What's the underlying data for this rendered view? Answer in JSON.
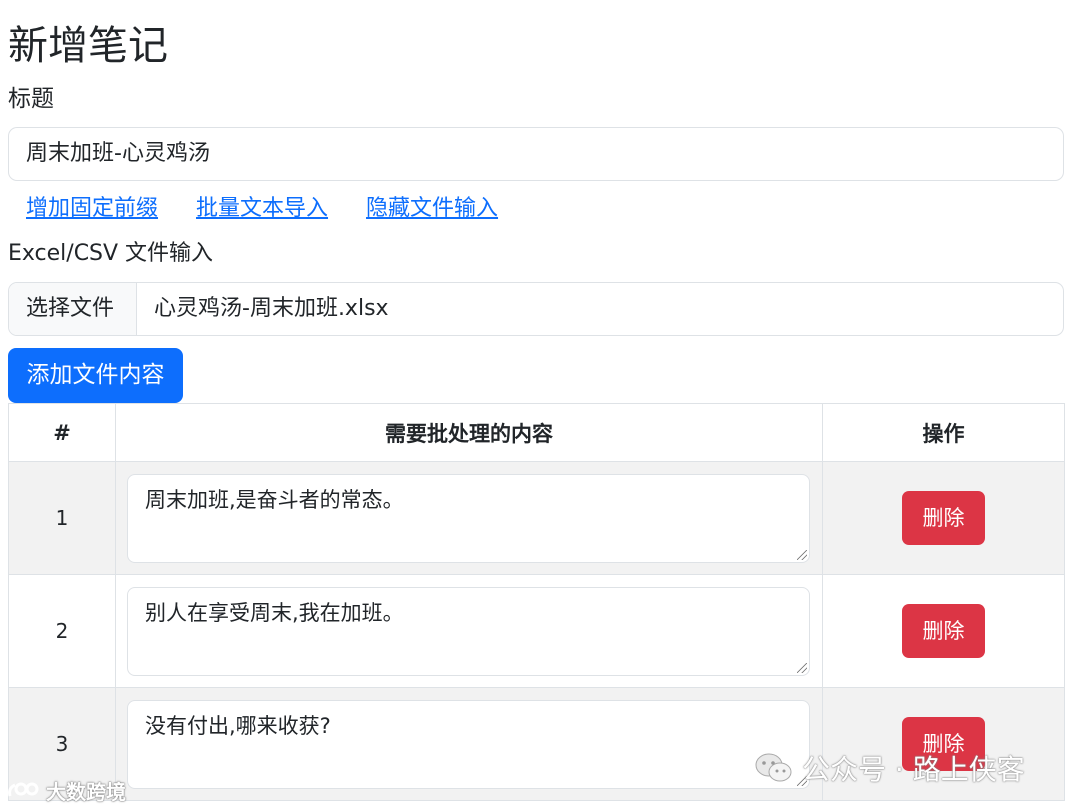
{
  "page": {
    "title": "新增笔记"
  },
  "form": {
    "title_label": "标题",
    "title_value": "周末加班-心灵鸡汤",
    "links": [
      "增加固定前缀",
      "批量文本导入",
      "隐藏文件输入"
    ],
    "file_label": "Excel/CSV 文件输入",
    "file_button": "选择文件",
    "file_name": "心灵鸡汤-周末加班.xlsx",
    "add_button": "添加文件内容"
  },
  "table": {
    "headers": [
      "#",
      "需要批处理的内容",
      "操作"
    ],
    "rows": [
      {
        "index": "1",
        "content": "周末加班,是奋斗者的常态。",
        "action": "删除"
      },
      {
        "index": "2",
        "content": "别人在享受周末,我在加班。",
        "action": "删除"
      },
      {
        "index": "3",
        "content": "没有付出,哪来收获?",
        "action": "删除"
      }
    ]
  },
  "watermarks": {
    "left": "大数跨境",
    "right": "公众号 · 路上侠客"
  },
  "colors": {
    "primary": "#0d6efd",
    "danger": "#dc3545",
    "striped_row": "#f2f2f2",
    "border": "#dee2e6"
  }
}
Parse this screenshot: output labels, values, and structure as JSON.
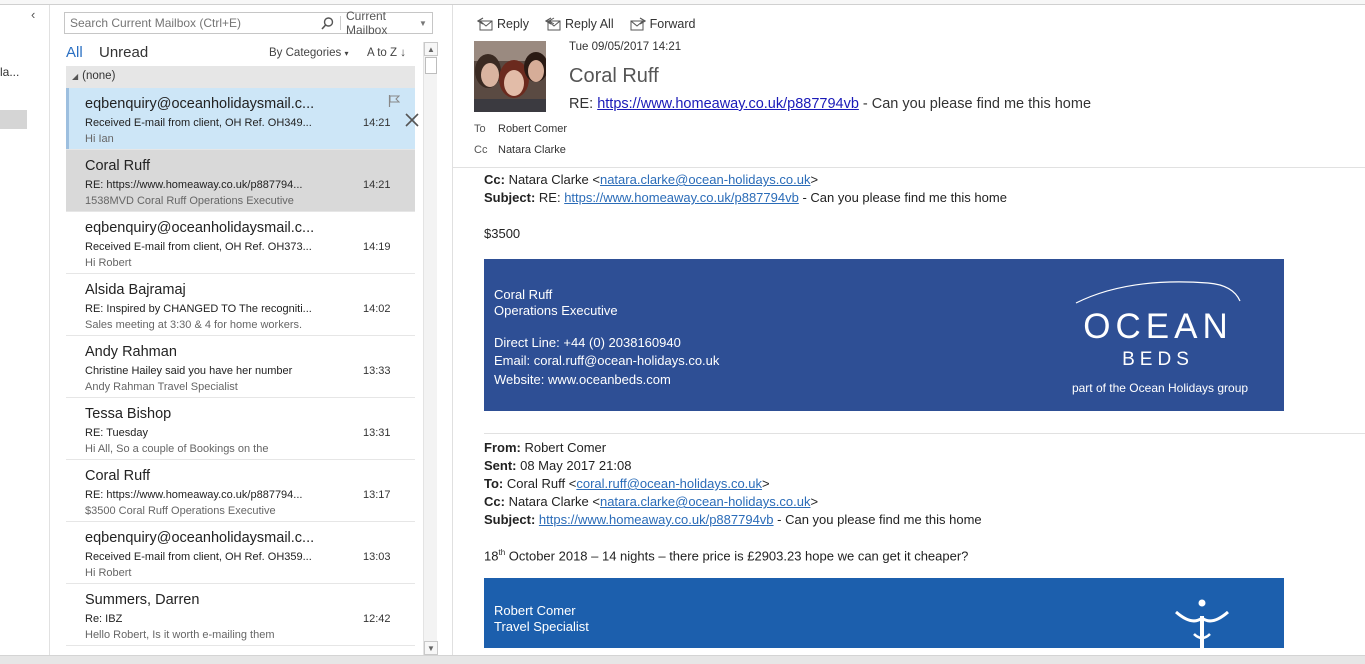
{
  "folder_pane": {
    "collapse_glyph": "‹",
    "partial_label": "la..."
  },
  "search": {
    "placeholder": "Search Current Mailbox (Ctrl+E)",
    "scope": "Current Mailbox"
  },
  "filters": {
    "all": "All",
    "unread": "Unread",
    "arrange": "By Categories",
    "sort": "A to Z"
  },
  "group": {
    "label": "(none)"
  },
  "messages": [
    {
      "sender": "eqbenquiry@oceanholidaysmail.c...",
      "subject": "Received E-mail from client, OH Ref. OH349...",
      "preview": "Hi Ian",
      "time": "14:21"
    },
    {
      "sender": "Coral Ruff",
      "subject": "RE: https://www.homeaway.co.uk/p887794...",
      "preview": "1538MVD  Coral Ruff  Operations Executive",
      "time": "14:21"
    },
    {
      "sender": "eqbenquiry@oceanholidaysmail.c...",
      "subject": "Received E-mail from client, OH Ref. OH373...",
      "preview": "Hi Robert",
      "time": "14:19"
    },
    {
      "sender": "Alsida Bajramaj",
      "subject": "RE: Inspired by CHANGED TO The recogniti...",
      "preview": "Sales meeting at 3:30 & 4 for home workers.",
      "time": "14:02"
    },
    {
      "sender": "Andy Rahman",
      "subject": "Christine Hailey said you have her number",
      "preview": "Andy Rahman  Travel Specialist",
      "time": "13:33"
    },
    {
      "sender": "Tessa Bishop",
      "subject": "RE: Tuesday",
      "preview": "Hi All,  So a couple of Bookings on the",
      "time": "13:31"
    },
    {
      "sender": "Coral Ruff",
      "subject": "RE: https://www.homeaway.co.uk/p887794...",
      "preview": "$3500  Coral Ruff  Operations Executive",
      "time": "13:17"
    },
    {
      "sender": "eqbenquiry@oceanholidaysmail.c...",
      "subject": "Received E-mail from client, OH Ref. OH359...",
      "preview": "Hi Robert",
      "time": "13:03"
    },
    {
      "sender": "Summers, Darren",
      "subject": "Re: IBZ",
      "preview": "Hello Robert,  Is it worth e-mailing them",
      "time": "12:42"
    }
  ],
  "reading": {
    "toolbar": {
      "reply": "Reply",
      "reply_all": "Reply All",
      "forward": "Forward"
    },
    "date": "Tue 09/05/2017 14:21",
    "sender": "Coral Ruff",
    "subject_prefix": "RE: ",
    "subject_link": "https://www.homeaway.co.uk/p887794vb",
    "subject_suffix": " - Can you please find me this home",
    "to_label": "To",
    "to": "Robert Comer",
    "cc_label": "Cc",
    "cc": "Natara Clarke"
  },
  "body": {
    "cc_line_label": "Cc:",
    "cc_line_name": " Natara Clarke <",
    "cc_line_email": "natara.clarke@ocean-holidays.co.uk",
    "cc_line_end": ">",
    "subject_label": "Subject:",
    "subject_prefix": " RE: ",
    "subject_link": "https://www.homeaway.co.uk/p887794vb",
    "subject_suffix": " - Can you please find me this home",
    "amount": "$3500",
    "signature": {
      "name": "Coral Ruff",
      "title": "Operations Executive",
      "direct_line": "Direct Line: +44 (0) 2038160940",
      "email": "Email: coral.ruff@ocean-holidays.co.uk",
      "website": "Website: www.oceanbeds.com",
      "logo_word1": "OCEAN",
      "logo_word2": "BEDS",
      "logo_tagline": "part of the Ocean Holidays group"
    },
    "quoted": {
      "from_label": "From:",
      "from": " Robert Comer",
      "sent_label": "Sent:",
      "sent": " 08 May 2017 21:08",
      "to_label": "To:",
      "to_name": " Coral Ruff <",
      "to_email": "coral.ruff@ocean-holidays.co.uk",
      "to_end": ">",
      "cc_label": "Cc:",
      "cc_name": " Natara Clarke <",
      "cc_email": "natara.clarke@ocean-holidays.co.uk",
      "cc_end": ">",
      "subject_label": "Subject:",
      "subject_link": "https://www.homeaway.co.uk/p887794vb",
      "subject_suffix": " - Can you please find me this home",
      "text_pre": "18",
      "text_sup": "th",
      "text_post": " October 2018 – 14 nights – there price is £2903.23 hope we can get it cheaper?"
    },
    "signature2": {
      "name": "Robert Comer",
      "title": "Travel Specialist"
    }
  },
  "colors": {
    "accent": "#2a6fc2",
    "selected_row": "#d9d9d9",
    "active_row": "#cde6f7",
    "signature_bg": "#2e4f95",
    "signature2_bg": "#1c5fad"
  }
}
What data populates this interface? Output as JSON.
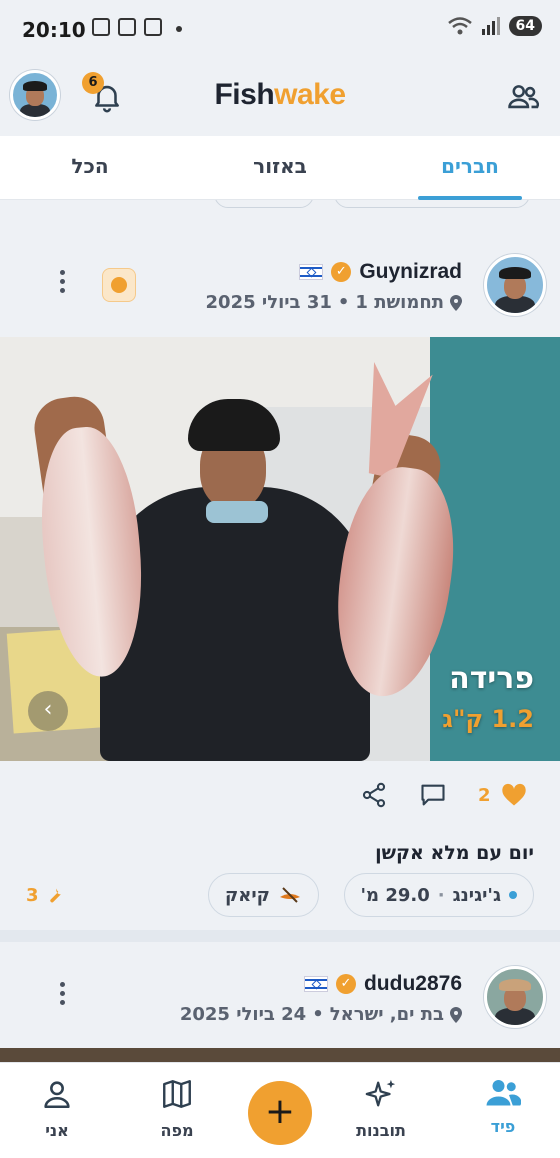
{
  "status_bar": {
    "time": "20:10",
    "battery": "64",
    "wifi_label": "5"
  },
  "header": {
    "logo_part1": "Fish",
    "logo_part2": "wake",
    "notifications_count": "6"
  },
  "tabs": [
    {
      "label": "חברים",
      "active": true
    },
    {
      "label": "באזור",
      "active": false
    },
    {
      "label": "הכל",
      "active": false
    }
  ],
  "posts": [
    {
      "username": "Guynizrad",
      "location": "תחמושת 1",
      "date": "31 ביולי 2025",
      "separator": "•",
      "species": "פרידה",
      "weight": "1.2 ק\"ג",
      "likes": "2",
      "caption": "יום עם מלא אקשן",
      "chips": {
        "method": "ג'יגינג",
        "depth": "29.0 מ'",
        "separator": "·",
        "vessel": "קיאק"
      },
      "gear_count": "3"
    },
    {
      "username": "dudu2876",
      "location": "בת ים, ישראל",
      "date": "24 ביולי 2025",
      "separator": "•"
    }
  ],
  "bottom_nav": [
    {
      "label": "פיד",
      "icon": "users-icon",
      "active": true
    },
    {
      "label": "תובנות",
      "icon": "sparkles-icon",
      "active": false
    },
    {
      "label": "מפה",
      "icon": "map-icon",
      "active": false
    },
    {
      "label": "אני",
      "icon": "person-icon",
      "active": false
    }
  ],
  "colors": {
    "accent": "#3b9fd6",
    "brand_orange": "#f0a030",
    "background": "#eef1f5"
  }
}
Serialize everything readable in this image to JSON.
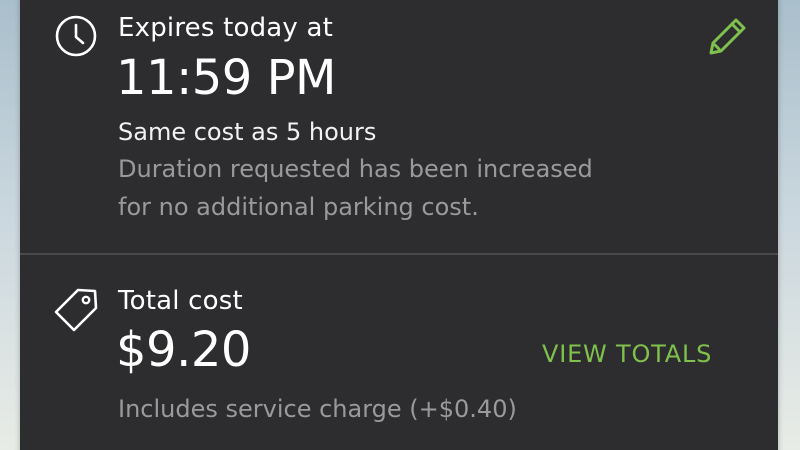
{
  "expiry": {
    "label": "Expires today at",
    "time": "11:59 PM",
    "cost_note": "Same cost as 5 hours",
    "detail_line1": "Duration requested has been increased",
    "detail_line2": "for no additional parking cost.",
    "clock_icon": "clock-icon",
    "edit_icon": "pencil-icon"
  },
  "total": {
    "label": "Total cost",
    "amount": "$9.20",
    "view_totals_label": "VIEW TOTALS",
    "service_note": "Includes service charge (+$0.40)",
    "tag_icon": "price-tag-icon"
  },
  "colors": {
    "card_bg": "#2d2d2f",
    "accent_green": "#7fc14c",
    "muted_text": "#9a9a9c"
  }
}
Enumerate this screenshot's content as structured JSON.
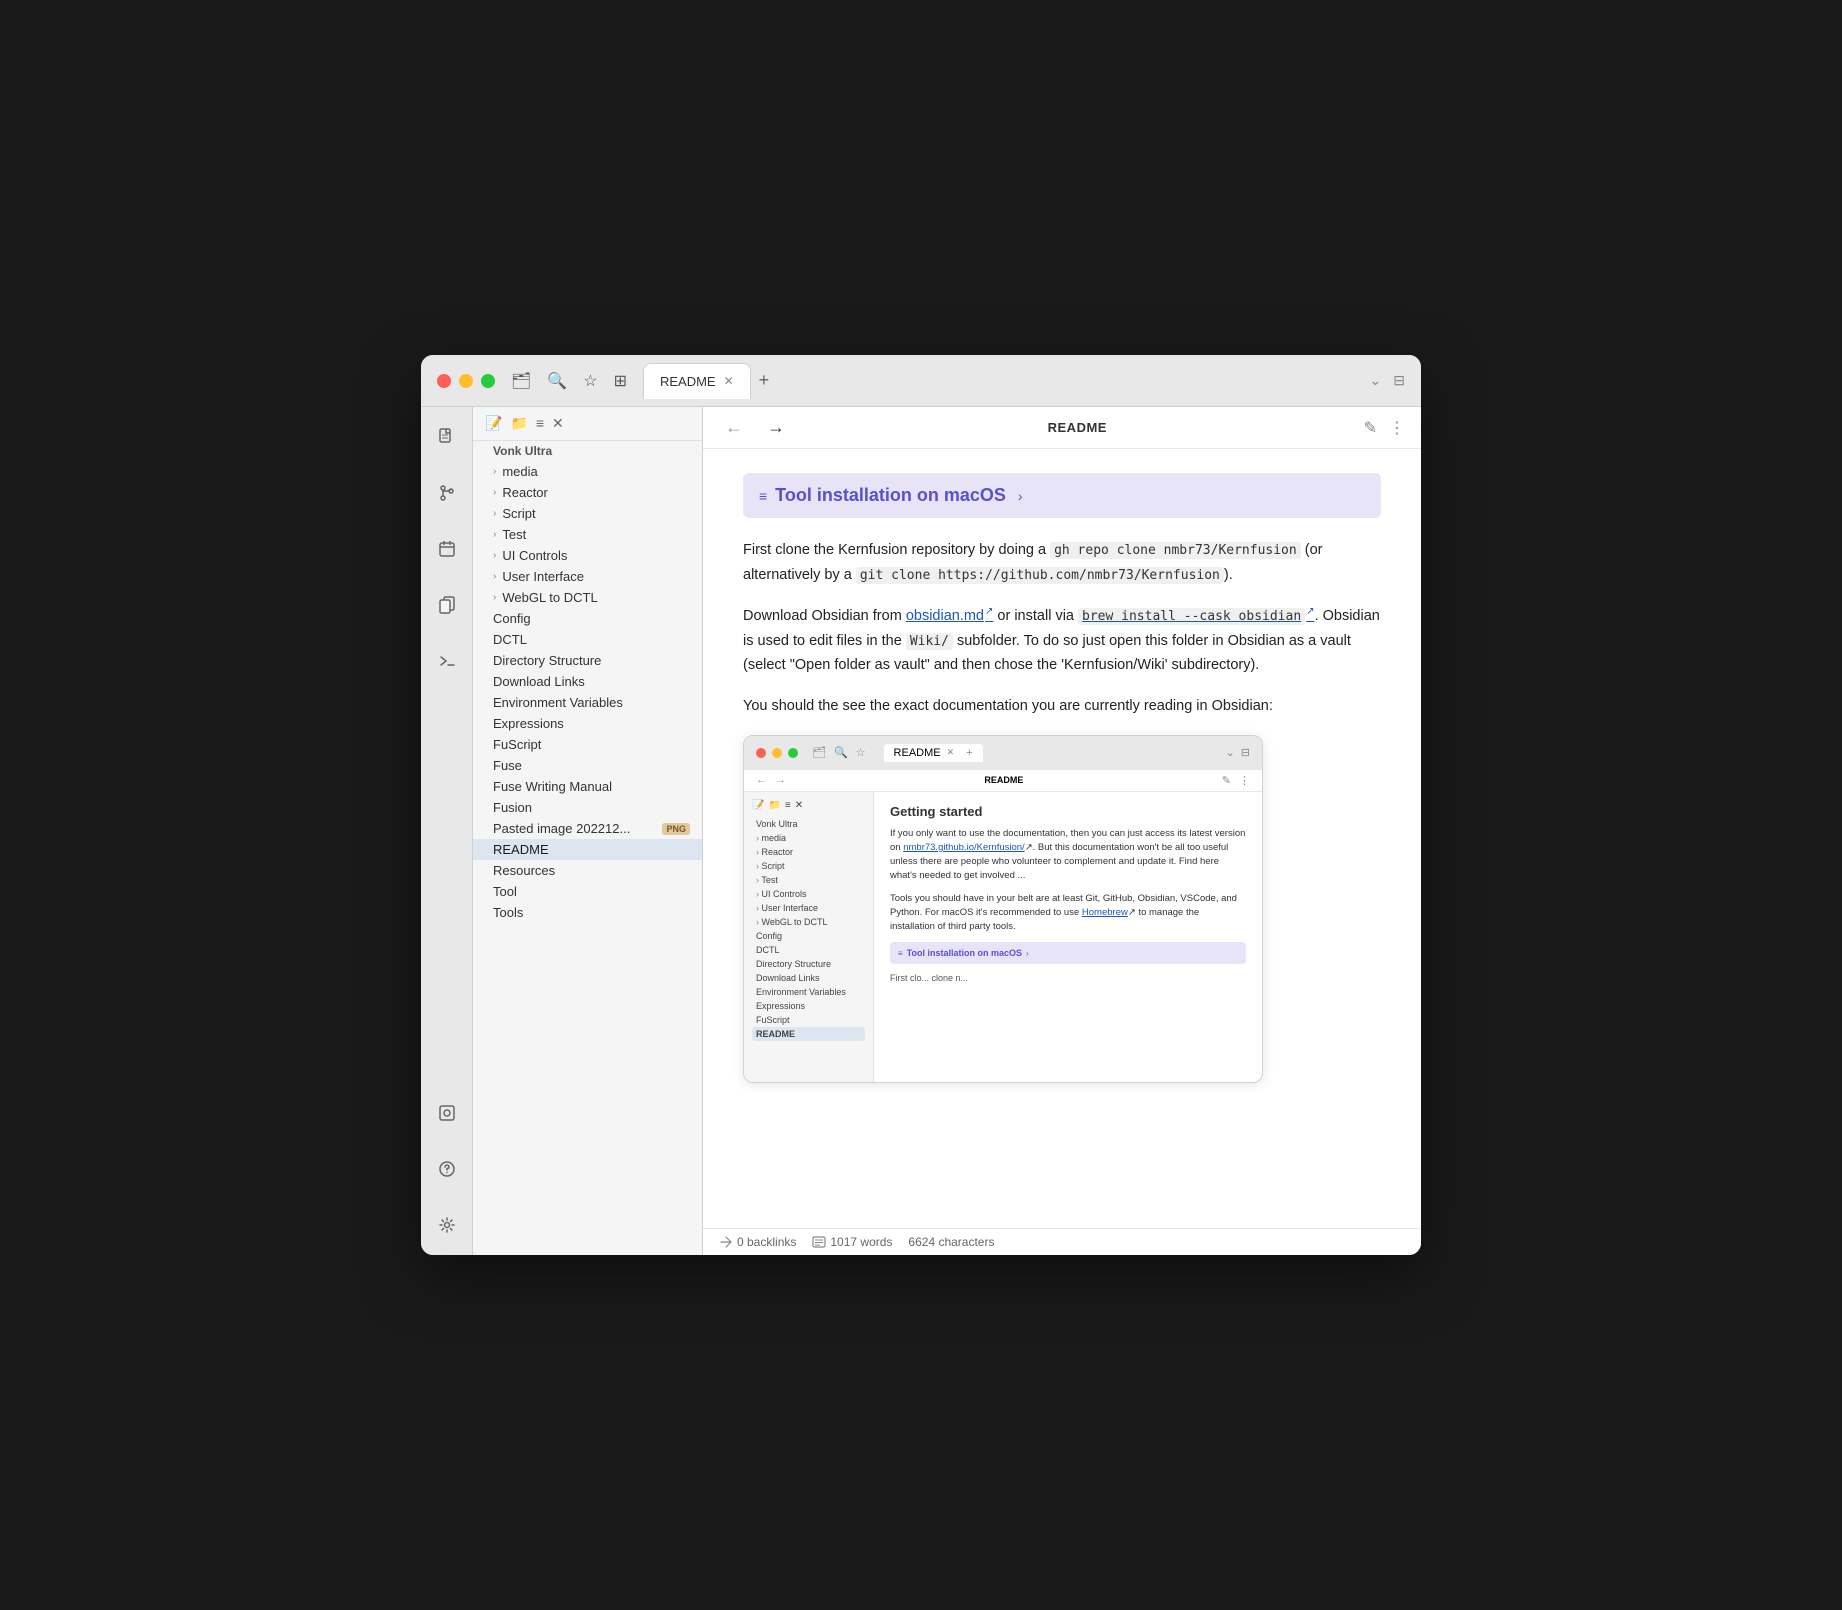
{
  "window": {
    "tab_label": "README",
    "header_title": "README"
  },
  "sidebar_icons": {
    "file_icon": "📄",
    "git_icon": "⎇",
    "calendar_icon": "📅",
    "copy_icon": "⧉",
    "terminal_icon": ">_"
  },
  "file_tree": {
    "root_label": "Vonk Ultra",
    "items": [
      {
        "label": "media",
        "type": "folder",
        "indent": 1
      },
      {
        "label": "Reactor",
        "type": "folder",
        "indent": 1
      },
      {
        "label": "Script",
        "type": "folder",
        "indent": 1
      },
      {
        "label": "Test",
        "type": "folder",
        "indent": 1
      },
      {
        "label": "UI Controls",
        "type": "folder",
        "indent": 1
      },
      {
        "label": "User Interface",
        "type": "folder",
        "indent": 1
      },
      {
        "label": "WebGL to DCTL",
        "type": "folder",
        "indent": 1
      },
      {
        "label": "Config",
        "type": "file",
        "indent": 0
      },
      {
        "label": "DCTL",
        "type": "file",
        "indent": 0
      },
      {
        "label": "Directory Structure",
        "type": "file",
        "indent": 0
      },
      {
        "label": "Download Links",
        "type": "file",
        "indent": 0
      },
      {
        "label": "Environment Variables",
        "type": "file",
        "indent": 0
      },
      {
        "label": "Expressions",
        "type": "file",
        "indent": 0
      },
      {
        "label": "FuScript",
        "type": "file",
        "indent": 0
      },
      {
        "label": "Fuse",
        "type": "file",
        "indent": 0
      },
      {
        "label": "Fuse Writing Manual",
        "type": "file",
        "indent": 0
      },
      {
        "label": "Fusion",
        "type": "file",
        "indent": 0
      },
      {
        "label": "Pasted image 202212...",
        "type": "file_png",
        "indent": 0
      },
      {
        "label": "README",
        "type": "file_active",
        "indent": 0
      },
      {
        "label": "Resources",
        "type": "file",
        "indent": 0
      },
      {
        "label": "Tool",
        "type": "file",
        "indent": 0
      },
      {
        "label": "Tools",
        "type": "file",
        "indent": 0
      }
    ]
  },
  "readme": {
    "section_title": "Tool installation on macOS",
    "paragraph1_start": "First clone the Kernfusion repository by doing a ",
    "code1": "gh repo clone nmbr73/Kernfusion",
    "paragraph1_mid": " (or alternatively by a ",
    "code2": "git clone https://github.com/nmbr73/Kernfusion",
    "paragraph1_end": ").",
    "paragraph2_start": "Download Obsidian from ",
    "link1": "obsidian.md",
    "paragraph2_mid": " or install via ",
    "link2": "brew install --cask obsidian",
    "paragraph2_end": ". Obsidian is used to edit files in the ",
    "code3": "Wiki/",
    "paragraph2_cont": " subfolder. To do so just open this folder in Obsidian as a vault (select \"Open folder as vault\" and then chose the 'Kernfusion/Wiki' subdirectory).",
    "paragraph3": "You should the see the exact documentation you are currently reading in Obsidian:",
    "preview": {
      "title": "README",
      "heading": "Getting started",
      "body1": "If you only want to use the documentation, then you can just access its latest version on ",
      "body1_link": "nmbr73.github.io/Kernfusion/",
      "body1_cont": ". But this documentation won't be all too useful unless there are people who volunteer to complement and update it. Find here what's needed to get involved ...",
      "body2": "Tools you should have in your belt are at least Git, GitHub, Obsidian, VSCode, and Python. For macOS it's recommended to use ",
      "body2_link": "Homebrew",
      "body2_cont": " to manage the installation of third party tools.",
      "section_label": "Tool installation on macOS",
      "bottom_text": "First clo... clone n..."
    }
  },
  "statusbar": {
    "backlinks": "0 backlinks",
    "words": "1017 words",
    "characters": "6624 characters"
  }
}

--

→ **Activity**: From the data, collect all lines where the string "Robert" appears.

→ **Result of this exercise**:
      "preview": "Hi Robert",
      "preview": "Hi Robert",
      "preview": "Hello Robert,  Is it worth e-mailing them",
    "to": "Robert Comer",
      "from": " Robert Comer",
      "name": "Robert Comer",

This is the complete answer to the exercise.